Professor Welby Ings says he wasn’t hungry for knowledge until he was in his late thirties. After being expelled from secondary school, thrown out of teacher's college and dropping out of university after one year, he didn't think he would ever become an academic.
It so happened that Welby was the first in New Zealand to gain his Doctor of Philosophy by creative practice at AUT in 2006.
Welby now holds a professorship at AUT's School of Art & Design, and says the most important thing to him in his role is teaching, and research.
He says he does not believe in a single way of understanding knowledge.
"I couldn't read or write until I was 14, so I was treated as 'dumb' in school. I see it has happened to a lot of students as well and my research is driven by trying to make sure that doesn't happen while providing a space where they are able to recover from it."
An important aspect of Welby’s teaching is his belief that those who are researched must be able to understand the finished product.
“I think it’s a kind of theft to take people's stories and then shape them into something so academic that not everyone can understand.
“It’s our job as academics not just to accumulate knowledge, but to shape it so people can understand and use it. That’s why my teaching and research are so closely linked, because they both focus on the same idea: clarity and beauty of thought is what a scholar gives back to society.”
Welby has found that indigenous cultures offer profound insights into knowledge. This is partly because, he says, for many of them knowledge has a spirit.
“Since the Enlightenment, the West has stripped the spirit off knowledge and are only now discovering that wasn’t such a smart thing to do. But when you look at Pacific and Māori cultures they understand that there are dimensions to knowing that reaches far beyond the explicit.”
Welby’s says his job is to make sure Pacific knowledge and contributions aren’t sitting in an isolated little pocket and being treated as an added extra.
"My research will always have examples of a Pacific student's work because we can often turn people who are not western into the 'other' and this is problematic."
He believes Pacific ways of knowing and understanding belong in the world’s most prominent journals, exhibitions and conferences.

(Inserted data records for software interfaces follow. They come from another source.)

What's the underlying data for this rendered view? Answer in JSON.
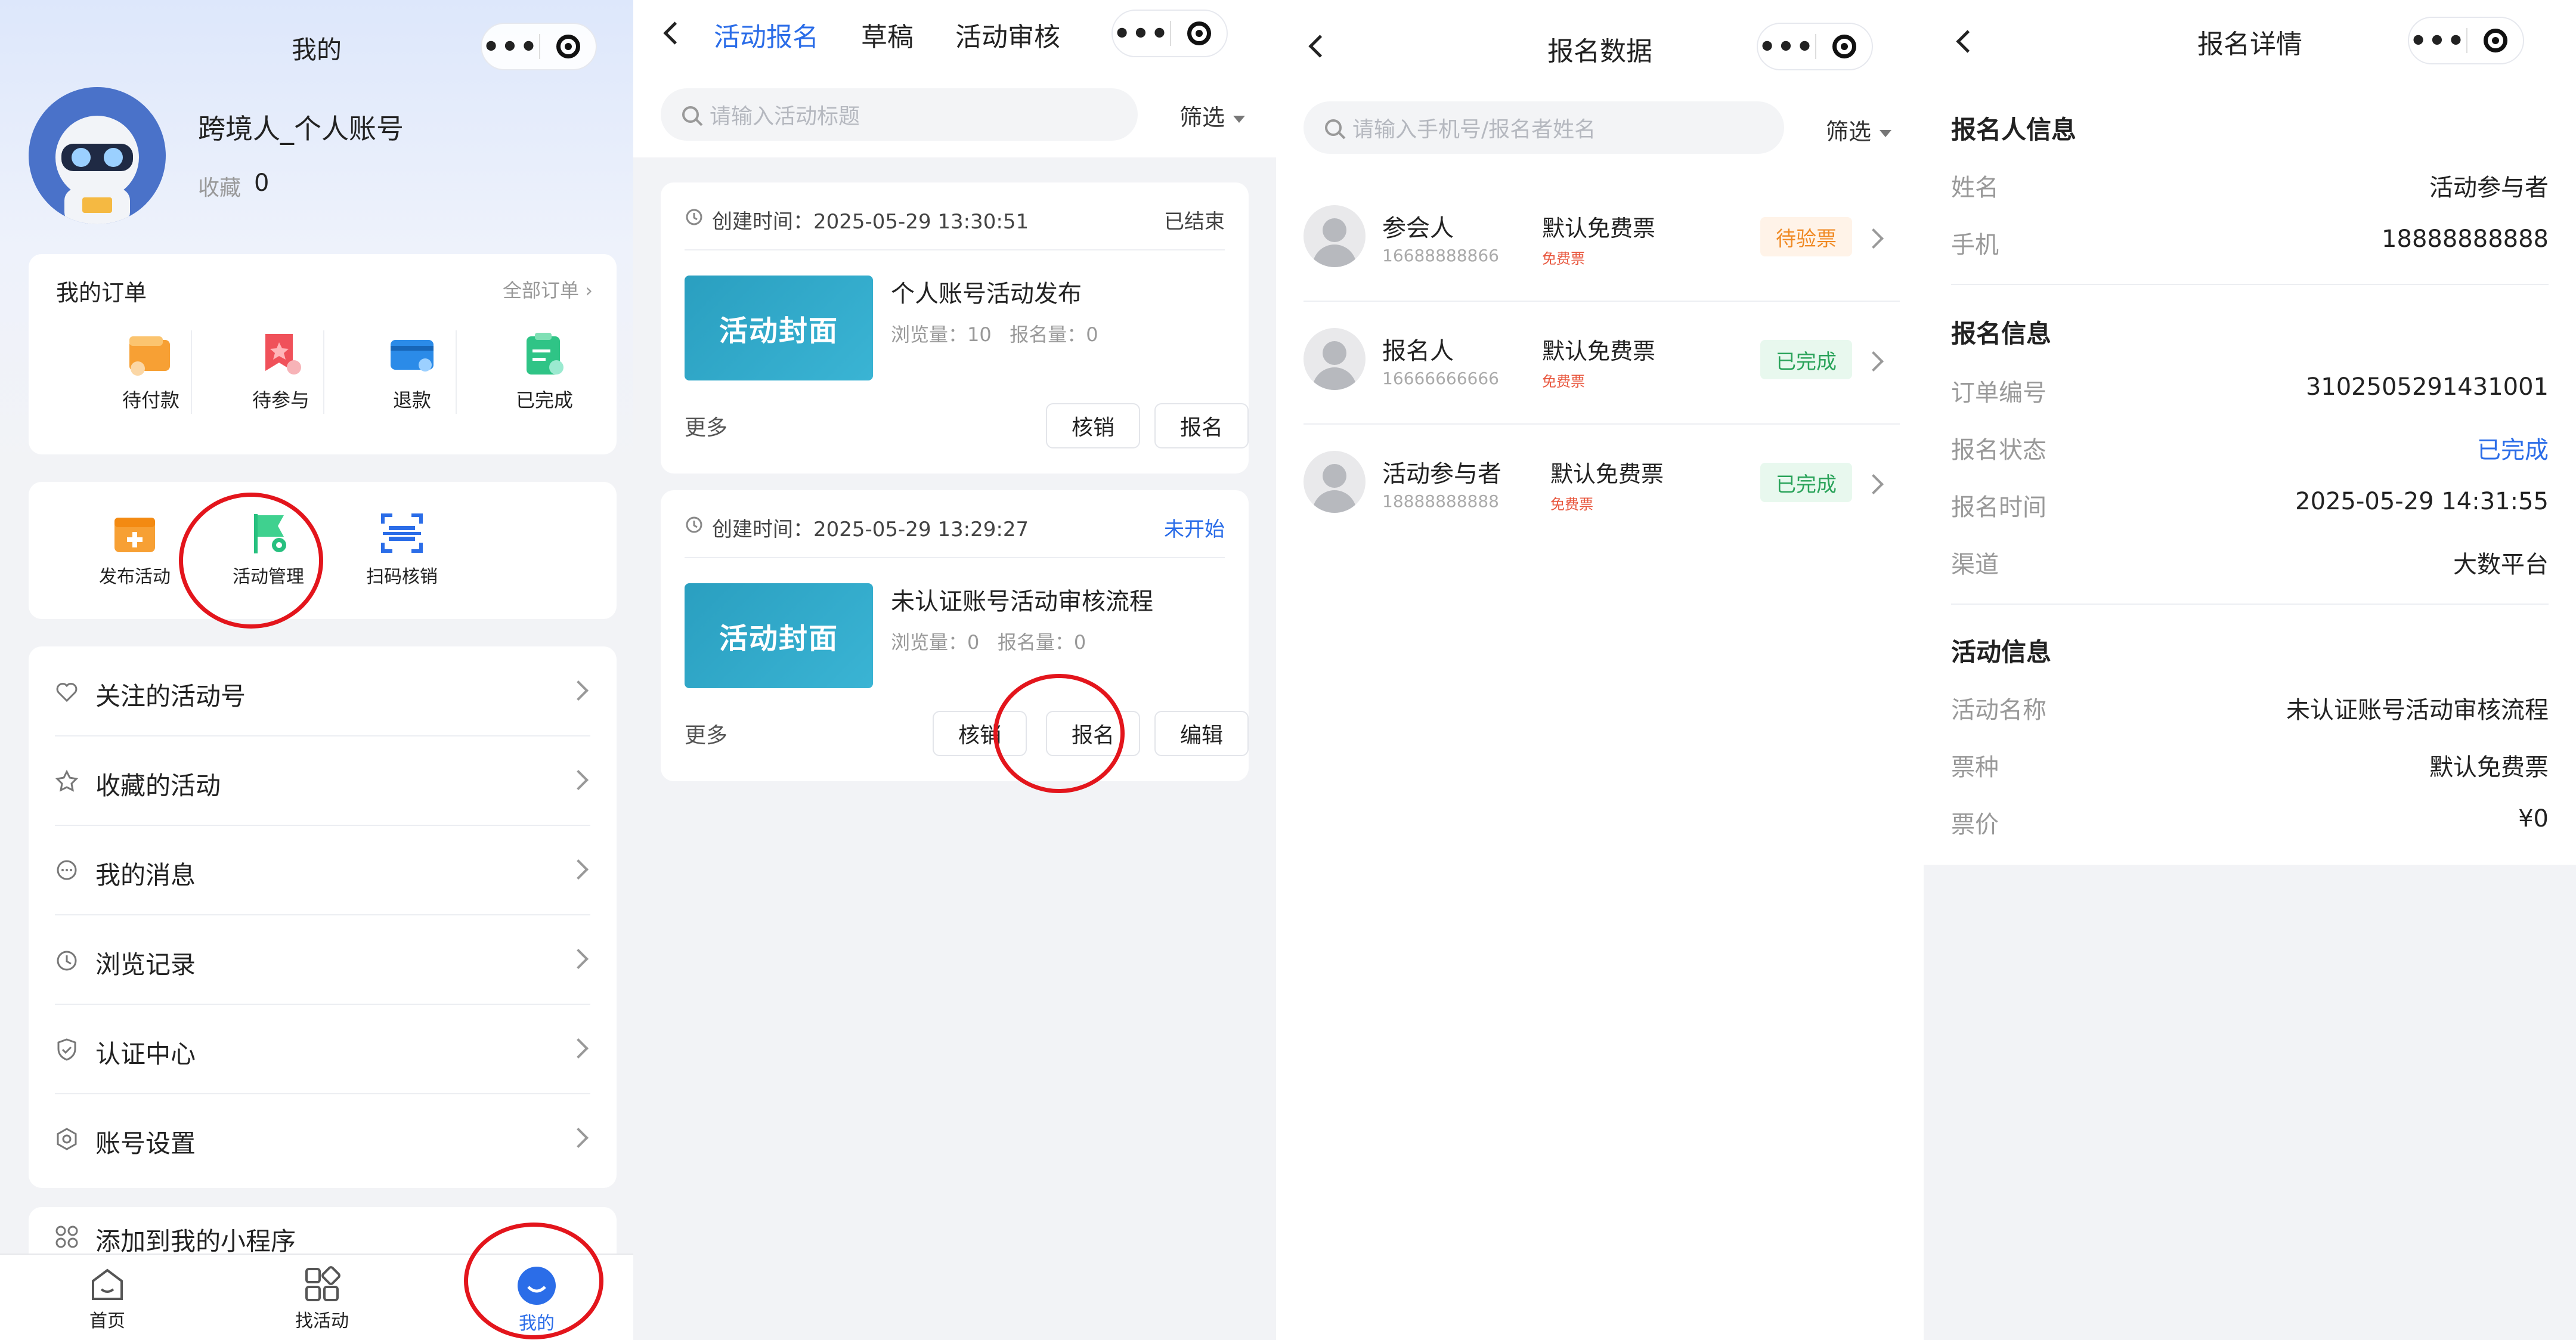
{
  "colors": {
    "accent": "#2b6de8",
    "red_annotation": "#e3151c",
    "done_green": "#2aa35a",
    "pending_orange": "#f08a24"
  },
  "panel1": {
    "title": "我的",
    "user": {
      "name": "跨境人_个人账号",
      "favorites_label": "收藏",
      "favorites_count": "0"
    },
    "orders": {
      "title": "我的订单",
      "all_link": "全部订单",
      "items": [
        {
          "label": "待付款",
          "icon": "wallet-icon"
        },
        {
          "label": "待参与",
          "icon": "ribbon-icon"
        },
        {
          "label": "退款",
          "icon": "card-icon"
        },
        {
          "label": "已完成",
          "icon": "clipboard-icon"
        }
      ]
    },
    "tools": [
      {
        "label": "发布活动",
        "icon": "calendar-plus-icon"
      },
      {
        "label": "活动管理",
        "icon": "flag-gear-icon"
      },
      {
        "label": "扫码核销",
        "icon": "scan-icon"
      }
    ],
    "menu": [
      {
        "label": "关注的活动号",
        "icon": "heart-icon"
      },
      {
        "label": "收藏的活动",
        "icon": "star-icon"
      },
      {
        "label": "我的消息",
        "icon": "chat-icon"
      },
      {
        "label": "浏览记录",
        "icon": "clock-icon"
      },
      {
        "label": "认证中心",
        "icon": "shield-icon"
      },
      {
        "label": "账号设置",
        "icon": "hexagon-gear-icon"
      }
    ],
    "add_miniprogram": "添加到我的小程序",
    "tabbar": [
      {
        "label": "首页",
        "icon": "home-icon"
      },
      {
        "label": "找活动",
        "icon": "grid-icon"
      },
      {
        "label": "我的",
        "icon": "smile-icon",
        "active": true
      }
    ]
  },
  "panel2": {
    "tabs": [
      "活动报名",
      "草稿",
      "活动审核"
    ],
    "active_tab": "活动报名",
    "search_placeholder": "请输入活动标题",
    "filter": "筛选",
    "cards": [
      {
        "created": "创建时间：2025-05-29 13:30:51",
        "status": "已结束",
        "cover": "活动封面",
        "title": "个人账号活动发布",
        "stats": "浏览量：10   报名量：0",
        "more": "更多",
        "buttons": [
          "核销",
          "报名"
        ]
      },
      {
        "created": "创建时间：2025-05-29 13:29:27",
        "status": "未开始",
        "cover": "活动封面",
        "title": "未认证账号活动审核流程",
        "stats": "浏览量：0   报名量：0",
        "more": "更多",
        "buttons": [
          "核销",
          "报名",
          "编辑"
        ]
      }
    ]
  },
  "panel3": {
    "title": "报名数据",
    "search_placeholder": "请输入手机号/报名者姓名",
    "filter": "筛选",
    "rows": [
      {
        "name": "参会人",
        "phone": "16688888866",
        "ticket": "默认免费票",
        "ticket_type": "免费票",
        "status": "待验票"
      },
      {
        "name": "报名人",
        "phone": "16666666666",
        "ticket": "默认免费票",
        "ticket_type": "免费票",
        "status": "已完成"
      },
      {
        "name": "活动参与者",
        "phone": "18888888888",
        "ticket": "默认免费票",
        "ticket_type": "免费票",
        "status": "已完成"
      }
    ]
  },
  "panel4": {
    "title": "报名详情",
    "registrant": {
      "section": "报名人信息",
      "rows": [
        {
          "label": "姓名",
          "value": "活动参与者"
        },
        {
          "label": "手机",
          "value": "18888888888"
        }
      ]
    },
    "registration": {
      "section": "报名信息",
      "rows": [
        {
          "label": "订单编号",
          "value": "3102505291431001"
        },
        {
          "label": "报名状态",
          "value": "已完成"
        },
        {
          "label": "报名时间",
          "value": "2025-05-29 14:31:55"
        },
        {
          "label": "渠道",
          "value": "大数平台"
        }
      ]
    },
    "activity": {
      "section": "活动信息",
      "rows": [
        {
          "label": "活动名称",
          "value": "未认证账号活动审核流程"
        },
        {
          "label": "票种",
          "value": "默认免费票"
        },
        {
          "label": "票价",
          "value": "¥0"
        }
      ]
    }
  }
}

“The focus of my research is on opening doors. Whether that’s by supervising PhD's or using examples in journal articles, my final aim is to move this knowledge from the edge into the centre.”